# Problem description
For each line below, print it again exactly as shown.

# Records supplied
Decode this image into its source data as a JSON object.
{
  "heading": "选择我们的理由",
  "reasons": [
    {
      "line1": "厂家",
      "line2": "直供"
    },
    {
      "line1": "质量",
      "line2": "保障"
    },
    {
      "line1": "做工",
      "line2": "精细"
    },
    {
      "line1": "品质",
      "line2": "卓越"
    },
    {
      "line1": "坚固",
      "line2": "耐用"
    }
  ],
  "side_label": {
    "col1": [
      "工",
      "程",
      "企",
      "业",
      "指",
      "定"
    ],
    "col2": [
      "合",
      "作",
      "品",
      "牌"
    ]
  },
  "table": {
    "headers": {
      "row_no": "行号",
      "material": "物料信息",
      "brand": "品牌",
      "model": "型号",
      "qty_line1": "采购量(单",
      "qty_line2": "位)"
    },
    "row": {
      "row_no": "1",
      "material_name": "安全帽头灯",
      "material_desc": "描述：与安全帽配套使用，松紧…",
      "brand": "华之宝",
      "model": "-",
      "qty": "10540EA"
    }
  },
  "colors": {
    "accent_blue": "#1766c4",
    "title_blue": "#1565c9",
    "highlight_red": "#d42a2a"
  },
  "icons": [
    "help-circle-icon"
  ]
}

# Solution to this task
Decode this image into its source data as a JSON object.
{
  "heading": "选择我们的理由",
  "reasons": [
    {
      "line1": "厂家",
      "line2": "直供"
    },
    {
      "line1": "质量",
      "line2": "保障"
    },
    {
      "line1": "做工",
      "line2": "精细"
    },
    {
      "line1": "品质",
      "line2": "卓越"
    },
    {
      "line1": "坚固",
      "line2": "耐用"
    }
  ],
  "side_label": {
    "col1": [
      "工",
      "程",
      "企",
      "业",
      "指",
      "定"
    ],
    "col2": [
      "合",
      "作",
      "品",
      "牌"
    ]
  },
  "table": {
    "headers": {
      "row_no": "行号",
      "material": "物料信息",
      "brand": "品牌",
      "model": "型号",
      "qty_line1": "采购量(单",
      "qty_line2": "位)"
    },
    "row": {
      "row_no": "1",
      "material_name": "安全帽头灯",
      "material_desc": "描述：与安全帽配套使用，松紧…",
      "brand": "华之宝",
      "model": "-",
      "qty": "10540EA"
    }
  },
  "colors": {
    "accent_blue": "#1766c4",
    "title_blue": "#1565c9",
    "highlight_red": "#d42a2a"
  },
  "icons": [
    "help-circle-icon"
  ]
}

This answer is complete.